I was just thinking about how everyone’s buggin Tiger about his stuff on the side, but nobody cared that the Beatles were doing all the same things (well, not the text messaging, I guess) with groupies. The Beatles are the rock-star equivalent of Tiger, right? A long sequence of #1’s, disciplined about work, and so on?
Then again, Lennon and McCartney didn’t do ads for AT&T, Gilette, Nike, Accenture (huh? what’s that, anyway?), Gatorade, or TLC Laser Eye Centers (or any eye centers, as far as I know). Maybe the standards are higher for people in advertising?
Felix Salmon mocks the above-linked study which claims evidence that Tiger Woods’s scandal hurt his sponsors financially, but what I really don’t understand, though, is how it can make sense for these companies to be paying a golfer to endorse their products. I mean, Golf Digest, sure, but the others? I’m gonna buy somebody’s razor because they paid a million dollars to some dude who can putt? I mean, sure, I understand the reasoning, sort of: Tiger gets attention, you see his face on TV and you whip around to see what the ad is about. If you’re a 30 billion dollar company, it can be worth spending $20 million if you think it will increase profits by 0.067%. But it still seems a bit weird to me. At the level of individual decisions, it makes some sense, but if you step back a bit, it’s just bizarre.
P.S. The Freaknomics blog links to a Yahoo News report of the study claiming that Tiger Woods’s sponsors lost money, but without linking to Felix Salmon’s demolition job.
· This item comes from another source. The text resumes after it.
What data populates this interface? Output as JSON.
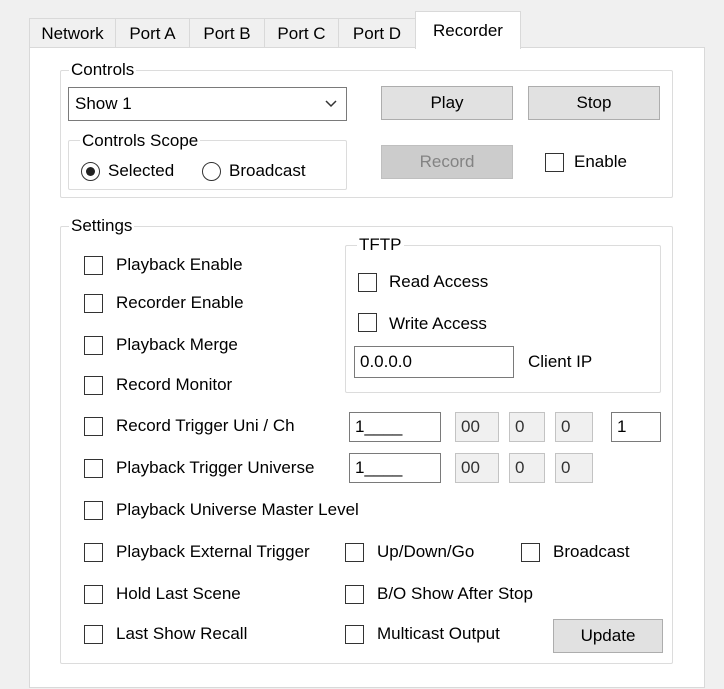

I assume that I’m not the only Freakonomics readers who reads Salmon, so maybe someone will point this out in the comments there.